Mike Follett, Managing Director, Lumen, responds to Facebook’s Ian Edwards and Harry Davison and argues that the smartest media planners are talking about ‘attention strategies’, utilising different ’shapes of attention’ provided by different media to achieve different aims.

Ian Edwards and Harry Davison of Facebook wrote an extremely interesting article, challenging some of the implications of Lumen’s research into the reality of attention to advertising. I don’t agree with everything they said, but I don’t want to spend time rebutting their arguments. The only thing more boring than listening to a report about someone else’s argument is listening to a report about someone else’s dream. Instead, I want to pick up on two really important insights highlighted by Ian and Harry, which I think have major implications for the advertising industry.

The two most important ideas that Ian and Harry put forward are these:

  • Advertising should be judged by its outcomes, not its inputs
  • Different ad campaigns have different objectives, and using a single metric such as visual attention flattens these differences – a bit like entering a F1 car into a tractor pulling competition

Both these points are profoundly important, and have significant implications for where attention measurement needs to go next. 

Firstly, the value of advertising should be judged by its consequences. As the great Jeremy Bullmore once said, 'Art is; advertising does’ – and what advertising does is sell things. Attention is the active ingredient that helps advertising do its job, but it is the means, not the end.

The problem is that a sale is the result of a witch’s brew of interconnecting factors: the brand and the offer, the message and the creative execution, the media space and the targeting.
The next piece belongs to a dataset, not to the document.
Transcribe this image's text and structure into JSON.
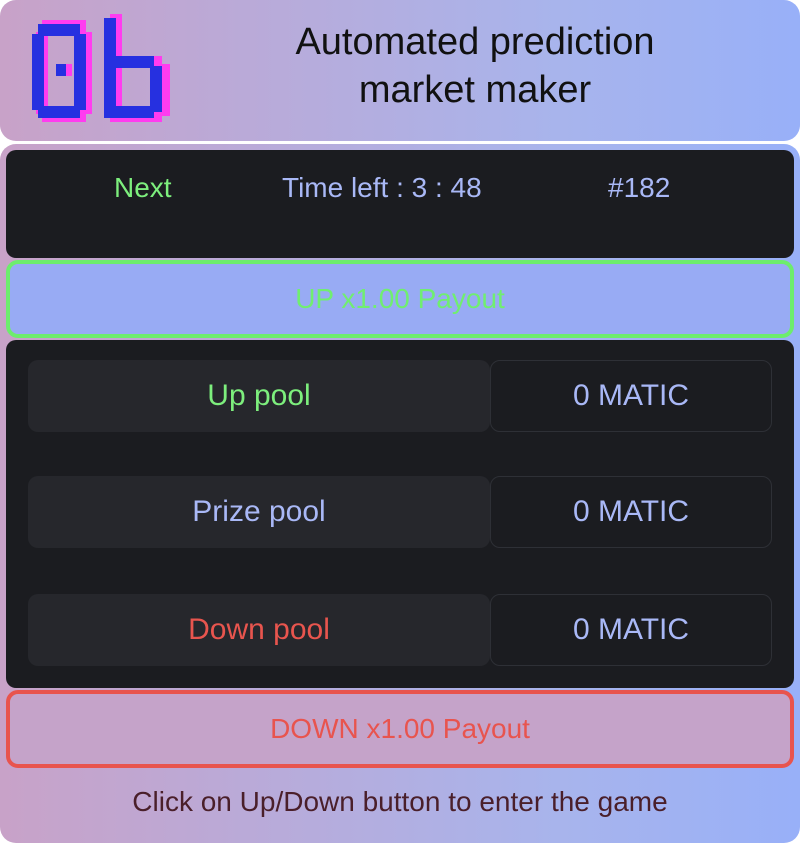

Media owners – even media owners as sophisticated as Facebook – are only in charge of part of this whole.

Using average attention metrics such as the ones proposed by Lumen can help isolate the contribution of individual factors. The point of the attention data is to help identify which ingredients in the advertising gumbo are contributing what. The data we presented averages out the effects of creative and targeting (let alone the impact of pre-existing mental structures or the specifics of particular offers). Further research needs to abstract the effect of media and then isolate the contribution of these extra factors. But while it is important to identify and isolate the impact of each of these ingredients, we would do well to remember that they are never experienced on their own, and it’s their combined effect that produces a sale.

Secondly, there are horses for courses. Sometimes you need to tell a story, sometimes you need to highlight a pertinent offer, other times you just need a reminder at the right time and in the right place. Or, as Ian and Harry have it, sometimes you need a F1 car, sometimes a tractor.

The different business objectives suggests the need for different ‘attention strategies’. More attention is not always required to get the job done, and paying for more attention is not always the smartest deployment of client resources. There are times when even a relatively short amount of attention can result in significant business impact: Sophie MacIntyre and Nicolas Arrivé of Facebook presented some really interesting findings at the asi conference in October 2020 about the relationship between exposure to ads on Facebook and subsequent sales uplifts, showing that the ads work even if the viewable time is quite short.

At Lumen, we know that around 80% Facebook ads that appear on the screen get some visual attention – even if not all of them reach the MRC’s rather arbitrary viewability thresholds (100% of the pixels for 2 seconds or more). Counter intuitively, there’s often more actual viewing than there is technical viewability on social media!

We also know that ads can be recognised and recalled in quite a short amount of time. This matches some of Facebook’s own research presented at the ARF Audience x Science conference in April 2019, and further bolstered by the work presented at the same conference by Claire Charron at Google. More attention is usually better when it comes to increasing recall, but all attention is worth something. Better known brands, utilising distinctive brand assets, can sometimes get a brand awareness job done in less than a second; less well known brands, or less well branded ads, need longer.

Given these realities, the smartest media planners are beginning to talk of ‘attention strategies’, utilising different ’shapes of attention’ provided by different media to achieve different aims: this is the premise of the Dentsu Attention Economy project, which we are working on at the moment, and should be reporting on in the summer. To use a slightly different (and slightly blasphemous) analogy, to everything there is a season, and a time for every purpose. There is time for sowing (perhaps TV?) and a time for reaping (perhaps Facebook?); a time for mourning (or at least being serious: perhaps quality journalism?) and a time for dancing (er, TikTok?). There are different time lengths, and different time uses, for different brand purposes. I think we can all say amen to that.

Both the points that Ian and Harry raise are, therefore, really important and have moved the debate about attention on considerably. For that I am really grateful. There is still so much to learn about the reality of attention to advertising, and how attention contributes to the real goal that we are all striving for: creating the most successful marketing possible for our clients.